Return each line of the records below that contains the word "time".

▬▬▬▬▬▬

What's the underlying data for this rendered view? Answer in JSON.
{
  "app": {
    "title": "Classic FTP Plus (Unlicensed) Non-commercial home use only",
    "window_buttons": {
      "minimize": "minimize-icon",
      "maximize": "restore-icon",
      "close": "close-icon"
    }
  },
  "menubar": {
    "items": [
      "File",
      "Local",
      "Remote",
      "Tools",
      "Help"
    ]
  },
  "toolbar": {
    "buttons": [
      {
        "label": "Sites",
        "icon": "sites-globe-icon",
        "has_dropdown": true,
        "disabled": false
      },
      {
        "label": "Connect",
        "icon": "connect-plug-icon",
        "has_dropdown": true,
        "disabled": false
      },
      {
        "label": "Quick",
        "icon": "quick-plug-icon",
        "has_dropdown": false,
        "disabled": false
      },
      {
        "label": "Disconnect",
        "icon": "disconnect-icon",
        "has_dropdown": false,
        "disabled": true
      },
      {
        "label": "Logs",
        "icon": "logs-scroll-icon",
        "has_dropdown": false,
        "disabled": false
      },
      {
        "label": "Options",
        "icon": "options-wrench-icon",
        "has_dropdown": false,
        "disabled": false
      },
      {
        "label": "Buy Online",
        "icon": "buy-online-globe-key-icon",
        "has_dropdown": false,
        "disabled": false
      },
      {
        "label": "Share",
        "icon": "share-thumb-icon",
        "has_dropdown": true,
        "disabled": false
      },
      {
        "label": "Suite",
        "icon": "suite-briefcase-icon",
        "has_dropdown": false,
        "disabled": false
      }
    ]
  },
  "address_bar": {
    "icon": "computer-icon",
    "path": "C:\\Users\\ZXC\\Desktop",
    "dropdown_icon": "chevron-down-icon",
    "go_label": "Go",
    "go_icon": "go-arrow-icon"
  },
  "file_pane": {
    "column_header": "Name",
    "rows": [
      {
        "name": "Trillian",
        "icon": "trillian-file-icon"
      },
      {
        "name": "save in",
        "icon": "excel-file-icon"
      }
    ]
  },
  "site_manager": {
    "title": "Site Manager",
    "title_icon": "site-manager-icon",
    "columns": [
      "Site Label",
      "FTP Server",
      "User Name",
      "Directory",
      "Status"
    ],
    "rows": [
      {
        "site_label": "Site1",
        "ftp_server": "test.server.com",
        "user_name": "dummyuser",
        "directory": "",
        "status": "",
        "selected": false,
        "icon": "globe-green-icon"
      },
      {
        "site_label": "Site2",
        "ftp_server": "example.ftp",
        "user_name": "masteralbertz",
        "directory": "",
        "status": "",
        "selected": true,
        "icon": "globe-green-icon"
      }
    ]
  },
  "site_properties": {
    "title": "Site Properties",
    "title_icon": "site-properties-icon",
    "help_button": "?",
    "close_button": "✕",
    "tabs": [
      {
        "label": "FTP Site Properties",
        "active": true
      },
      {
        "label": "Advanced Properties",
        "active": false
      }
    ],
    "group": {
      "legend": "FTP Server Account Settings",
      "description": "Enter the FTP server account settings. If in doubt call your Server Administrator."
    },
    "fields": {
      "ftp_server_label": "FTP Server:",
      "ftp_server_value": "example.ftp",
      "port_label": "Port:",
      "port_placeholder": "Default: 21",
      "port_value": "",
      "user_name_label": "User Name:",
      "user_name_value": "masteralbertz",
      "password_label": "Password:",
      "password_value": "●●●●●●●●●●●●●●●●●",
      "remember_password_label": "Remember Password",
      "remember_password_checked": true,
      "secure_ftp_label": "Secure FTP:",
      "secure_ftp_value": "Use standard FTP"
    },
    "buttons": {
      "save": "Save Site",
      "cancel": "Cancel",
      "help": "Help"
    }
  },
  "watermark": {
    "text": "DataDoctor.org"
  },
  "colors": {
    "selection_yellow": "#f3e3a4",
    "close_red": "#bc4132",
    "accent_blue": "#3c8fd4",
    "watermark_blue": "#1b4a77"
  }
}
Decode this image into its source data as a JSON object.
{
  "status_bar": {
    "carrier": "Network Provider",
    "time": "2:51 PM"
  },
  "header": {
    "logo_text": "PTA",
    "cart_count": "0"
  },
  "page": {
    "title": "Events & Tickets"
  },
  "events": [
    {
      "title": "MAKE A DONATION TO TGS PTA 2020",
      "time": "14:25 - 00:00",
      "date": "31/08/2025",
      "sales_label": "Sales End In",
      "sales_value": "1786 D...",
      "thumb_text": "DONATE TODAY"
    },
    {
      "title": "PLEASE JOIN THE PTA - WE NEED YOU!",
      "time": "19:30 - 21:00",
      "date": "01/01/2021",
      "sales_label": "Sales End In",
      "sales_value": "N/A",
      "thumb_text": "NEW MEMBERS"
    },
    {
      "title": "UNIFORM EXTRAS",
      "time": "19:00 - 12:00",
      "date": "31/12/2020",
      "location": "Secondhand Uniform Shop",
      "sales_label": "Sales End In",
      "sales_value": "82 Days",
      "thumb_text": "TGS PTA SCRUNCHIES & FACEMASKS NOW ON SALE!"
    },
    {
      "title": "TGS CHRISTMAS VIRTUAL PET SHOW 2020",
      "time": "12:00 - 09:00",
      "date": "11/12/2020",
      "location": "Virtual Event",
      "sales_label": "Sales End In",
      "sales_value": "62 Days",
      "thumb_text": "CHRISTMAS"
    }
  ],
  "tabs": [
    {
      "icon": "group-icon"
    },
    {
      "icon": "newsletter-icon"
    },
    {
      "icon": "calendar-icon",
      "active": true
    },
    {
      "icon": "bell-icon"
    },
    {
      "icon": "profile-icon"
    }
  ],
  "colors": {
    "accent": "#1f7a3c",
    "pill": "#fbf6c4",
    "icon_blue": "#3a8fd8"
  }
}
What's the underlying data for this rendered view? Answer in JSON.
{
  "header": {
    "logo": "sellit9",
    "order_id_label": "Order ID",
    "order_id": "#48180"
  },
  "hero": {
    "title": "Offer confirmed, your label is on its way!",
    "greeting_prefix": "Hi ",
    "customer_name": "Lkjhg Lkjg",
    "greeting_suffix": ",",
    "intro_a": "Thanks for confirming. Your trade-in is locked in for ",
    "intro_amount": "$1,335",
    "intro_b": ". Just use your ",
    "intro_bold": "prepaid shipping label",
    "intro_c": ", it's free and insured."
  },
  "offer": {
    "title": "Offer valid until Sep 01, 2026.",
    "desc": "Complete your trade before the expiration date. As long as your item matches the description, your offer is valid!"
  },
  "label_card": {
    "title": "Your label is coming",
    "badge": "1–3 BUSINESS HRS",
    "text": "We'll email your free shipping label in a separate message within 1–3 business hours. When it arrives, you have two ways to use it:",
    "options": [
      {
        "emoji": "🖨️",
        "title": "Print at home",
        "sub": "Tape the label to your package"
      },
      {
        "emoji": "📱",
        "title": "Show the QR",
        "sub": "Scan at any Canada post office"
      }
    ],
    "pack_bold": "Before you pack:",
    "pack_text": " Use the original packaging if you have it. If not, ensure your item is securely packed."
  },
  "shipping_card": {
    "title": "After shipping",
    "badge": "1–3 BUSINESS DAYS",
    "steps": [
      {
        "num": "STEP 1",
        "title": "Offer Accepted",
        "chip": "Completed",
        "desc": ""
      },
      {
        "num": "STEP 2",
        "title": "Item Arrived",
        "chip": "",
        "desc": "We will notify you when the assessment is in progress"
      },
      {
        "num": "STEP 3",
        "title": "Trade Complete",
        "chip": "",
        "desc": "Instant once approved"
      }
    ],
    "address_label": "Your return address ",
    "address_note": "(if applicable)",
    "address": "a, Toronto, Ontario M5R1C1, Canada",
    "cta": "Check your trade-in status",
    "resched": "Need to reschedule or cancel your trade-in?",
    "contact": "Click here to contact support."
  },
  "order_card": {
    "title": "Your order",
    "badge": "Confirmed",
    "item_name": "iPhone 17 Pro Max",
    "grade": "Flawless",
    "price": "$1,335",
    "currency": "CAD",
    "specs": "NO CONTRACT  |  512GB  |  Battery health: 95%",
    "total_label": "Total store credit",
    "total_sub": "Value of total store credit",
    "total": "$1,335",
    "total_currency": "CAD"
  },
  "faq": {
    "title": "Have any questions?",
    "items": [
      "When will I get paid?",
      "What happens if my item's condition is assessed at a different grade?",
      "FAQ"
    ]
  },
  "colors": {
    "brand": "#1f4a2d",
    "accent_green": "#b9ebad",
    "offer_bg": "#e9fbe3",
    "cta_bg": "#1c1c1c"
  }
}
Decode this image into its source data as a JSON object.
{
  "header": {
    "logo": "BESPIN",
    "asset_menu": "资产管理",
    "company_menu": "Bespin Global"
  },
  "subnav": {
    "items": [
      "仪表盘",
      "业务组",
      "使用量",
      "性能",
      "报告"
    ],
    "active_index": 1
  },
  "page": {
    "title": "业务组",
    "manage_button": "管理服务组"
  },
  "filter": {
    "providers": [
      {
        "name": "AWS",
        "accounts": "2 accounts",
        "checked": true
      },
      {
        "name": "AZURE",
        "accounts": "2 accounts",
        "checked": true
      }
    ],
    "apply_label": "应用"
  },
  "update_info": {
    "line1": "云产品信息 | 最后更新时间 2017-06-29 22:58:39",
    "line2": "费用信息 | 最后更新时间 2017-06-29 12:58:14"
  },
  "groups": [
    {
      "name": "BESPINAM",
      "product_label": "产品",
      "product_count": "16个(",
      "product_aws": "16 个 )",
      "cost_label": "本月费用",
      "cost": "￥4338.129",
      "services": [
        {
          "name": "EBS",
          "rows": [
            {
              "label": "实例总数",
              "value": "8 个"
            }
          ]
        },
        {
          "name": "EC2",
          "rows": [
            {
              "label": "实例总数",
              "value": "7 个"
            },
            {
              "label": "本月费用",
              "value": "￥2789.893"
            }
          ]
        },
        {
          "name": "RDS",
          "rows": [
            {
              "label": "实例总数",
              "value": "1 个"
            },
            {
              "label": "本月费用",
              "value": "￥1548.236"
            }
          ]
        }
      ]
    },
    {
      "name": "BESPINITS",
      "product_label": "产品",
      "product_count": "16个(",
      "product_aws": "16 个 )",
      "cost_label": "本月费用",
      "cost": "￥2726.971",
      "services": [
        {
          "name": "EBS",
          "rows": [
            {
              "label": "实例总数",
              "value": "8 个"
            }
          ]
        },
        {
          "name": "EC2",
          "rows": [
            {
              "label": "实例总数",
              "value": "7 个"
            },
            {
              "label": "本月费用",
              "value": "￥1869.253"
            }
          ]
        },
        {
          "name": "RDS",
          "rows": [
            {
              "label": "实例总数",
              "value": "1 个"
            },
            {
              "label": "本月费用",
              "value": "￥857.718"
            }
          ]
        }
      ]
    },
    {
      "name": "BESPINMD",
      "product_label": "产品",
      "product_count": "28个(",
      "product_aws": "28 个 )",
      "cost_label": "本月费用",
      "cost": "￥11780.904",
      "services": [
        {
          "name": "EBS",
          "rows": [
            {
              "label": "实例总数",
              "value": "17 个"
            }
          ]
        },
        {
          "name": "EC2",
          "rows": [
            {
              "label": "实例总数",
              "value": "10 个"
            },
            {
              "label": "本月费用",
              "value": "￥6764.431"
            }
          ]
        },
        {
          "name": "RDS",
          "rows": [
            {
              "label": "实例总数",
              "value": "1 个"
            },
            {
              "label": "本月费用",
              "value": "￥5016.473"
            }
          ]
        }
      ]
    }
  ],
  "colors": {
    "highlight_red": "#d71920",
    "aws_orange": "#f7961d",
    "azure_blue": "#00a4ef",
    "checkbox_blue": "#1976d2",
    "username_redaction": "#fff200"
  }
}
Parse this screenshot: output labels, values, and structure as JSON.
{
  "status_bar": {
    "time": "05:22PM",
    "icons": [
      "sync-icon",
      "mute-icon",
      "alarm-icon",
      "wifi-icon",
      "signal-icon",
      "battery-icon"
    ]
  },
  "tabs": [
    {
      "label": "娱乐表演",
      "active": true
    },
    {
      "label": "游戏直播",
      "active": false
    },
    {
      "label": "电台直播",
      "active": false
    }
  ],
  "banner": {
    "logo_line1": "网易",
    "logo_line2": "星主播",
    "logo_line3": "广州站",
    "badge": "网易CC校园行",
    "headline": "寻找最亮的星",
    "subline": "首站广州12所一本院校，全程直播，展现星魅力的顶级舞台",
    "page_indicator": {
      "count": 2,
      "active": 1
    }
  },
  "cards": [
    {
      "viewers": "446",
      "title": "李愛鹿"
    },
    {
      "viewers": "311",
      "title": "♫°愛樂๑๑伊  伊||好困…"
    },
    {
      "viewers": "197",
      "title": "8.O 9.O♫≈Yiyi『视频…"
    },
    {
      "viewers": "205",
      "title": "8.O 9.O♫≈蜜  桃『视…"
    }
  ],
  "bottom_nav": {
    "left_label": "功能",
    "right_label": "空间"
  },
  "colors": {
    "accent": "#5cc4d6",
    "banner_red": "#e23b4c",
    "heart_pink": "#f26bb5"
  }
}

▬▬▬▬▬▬

- _WRITTEN RESPONSE_:
    "time": "2:51 PM"
      "time": "14:25 - 00:00",
      "time": "19:30 - 21:00",
      "time": "19:00 - 12:00",
      "time": "12:00 - 09:00",
    "time": "05:22PM",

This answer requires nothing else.